The ending is incredibly progressive. Not only because the single woman is accepted as a mother but because it shows the suffering that Juno felt with her decision. Not so much suffering that she regrets her decision. But enough suffering that the viewer knows that adoption is not an "easy option." It was a big kick in the teeth to all those anti-choice activists out there that advocate a woman just "put the baby up for adoption" rather than abort. Adoption is painful. Abortion is painful. Being a parent is painful. This movie shows all of that pain without advocating one option over the other. The movie simply deals with the option that Juno chose. The best part of the movie for me was the very end. The final scene showed Juno being young. It showed her getting ready to lead the rest of her life. It showed her happy. Contrary to popular belief, teenagers who get pregnant are not lost causes. They can move on and be productive members of society. *gasp* Did Juno have a rough go of it? Yes. Did she miss prom? Yes. Did she regret not using a condom? Yes. Was she a ruined being? No. The lasting impression from the movie was that she was going to make it. She was going to be okay. That was a powerful message.

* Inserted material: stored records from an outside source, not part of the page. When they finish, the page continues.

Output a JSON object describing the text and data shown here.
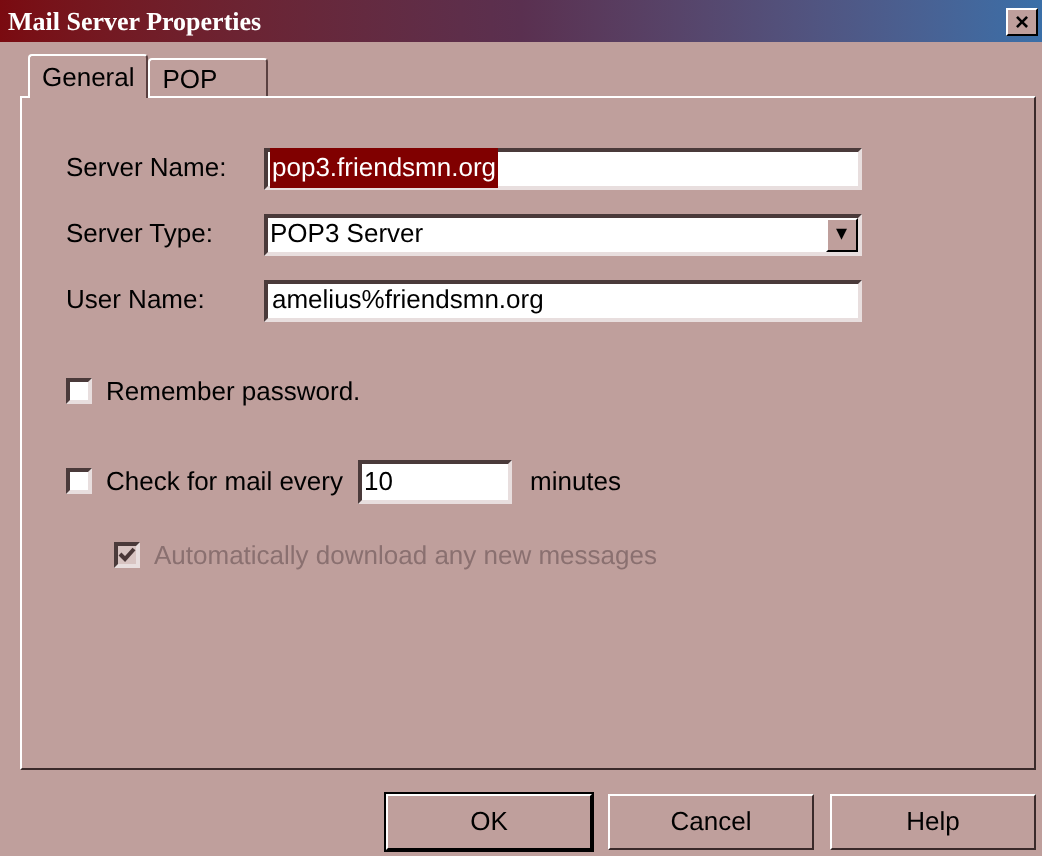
{
  "window": {
    "title": "Mail Server Properties",
    "close": "×"
  },
  "tabs": [
    {
      "label": "General",
      "selected": true
    },
    {
      "label": "POP",
      "selected": false
    }
  ],
  "fields": [
    {
      "kind": "text",
      "label": "Server Name:",
      "value": "pop3.friendsmn.org",
      "text_selected": true
    },
    {
      "kind": "dropdown",
      "label": "Server Type:",
      "value": "POP3 Server",
      "arrow": "▾"
    },
    {
      "kind": "text",
      "label": "User Name:",
      "value": "amelius%friendsmn.org",
      "text_selected": false
    }
  ],
  "remember_password": {
    "label": "Remember password.",
    "checked": false,
    "disabled": false
  },
  "check_mail": {
    "label": "Check for mail every",
    "checked": false,
    "disabled": false,
    "value": "10",
    "unit": "minutes"
  },
  "auto_download": {
    "label": "Automatically download any new messages",
    "checked": true,
    "disabled": true
  },
  "buttons": [
    {
      "label": "OK",
      "default": true
    },
    {
      "label": "Cancel",
      "default": false
    },
    {
      "label": "Help",
      "default": false
    }
  ]
}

Relatedly, I must say how much I adored Juno's parents. Good god, I wanted to squeeze them. They were the perfect blend of sad, scared and supportive. The most moving scene in the movie was when Juno's father comforted her post-birth by saying "sometime you'll be back on your own terms." This was the father who told Juno that he thought "she knew when to say when." I ached for the father. He was so disappointed throughout the film. Yet he was so loving. I remember asking my mom what she would have done had I gotten pregnant as a teenager. She replied that she would have "loved me." I thought it was a pretty simple answer at the time. Juno made me realize how complicated "loving" your child really is. The movie was a huge middle finger to parents who abandon their children just when they need them most.
Finally, I have to touch on the one thing that did bother me in the movie. And the one thing I don't see a lot of feminist critics addressing. Juno's relationship with Mark. Skeevy. Gave me the heeby jeebies. And I don't understand it. Clearly Mark was re-living his youth through Juno. Clearly she was reaching out to him as a stable family man. They were both searching. I got that. I didn't need the creepy, border line romance between them. It all turned out fine in the end but I don't get that component. Part of me thinks the relationship needed to happen like that to point out how unready for fatherhood Mark was--despite his age and marital status. But the other part of me thinks the relationship just needlessly pushed the envelope. I'm still thinking about that. Regardless, the relationship did not kill the movie for me. It just added another level.
Juno was awesome. Even if you don't watch it with feminist glasses, you'll love it. In fact, maybe you'll love it even more because you won't be fearing a cultural shoe to drop. Oh! And the soundtrack is top-notch.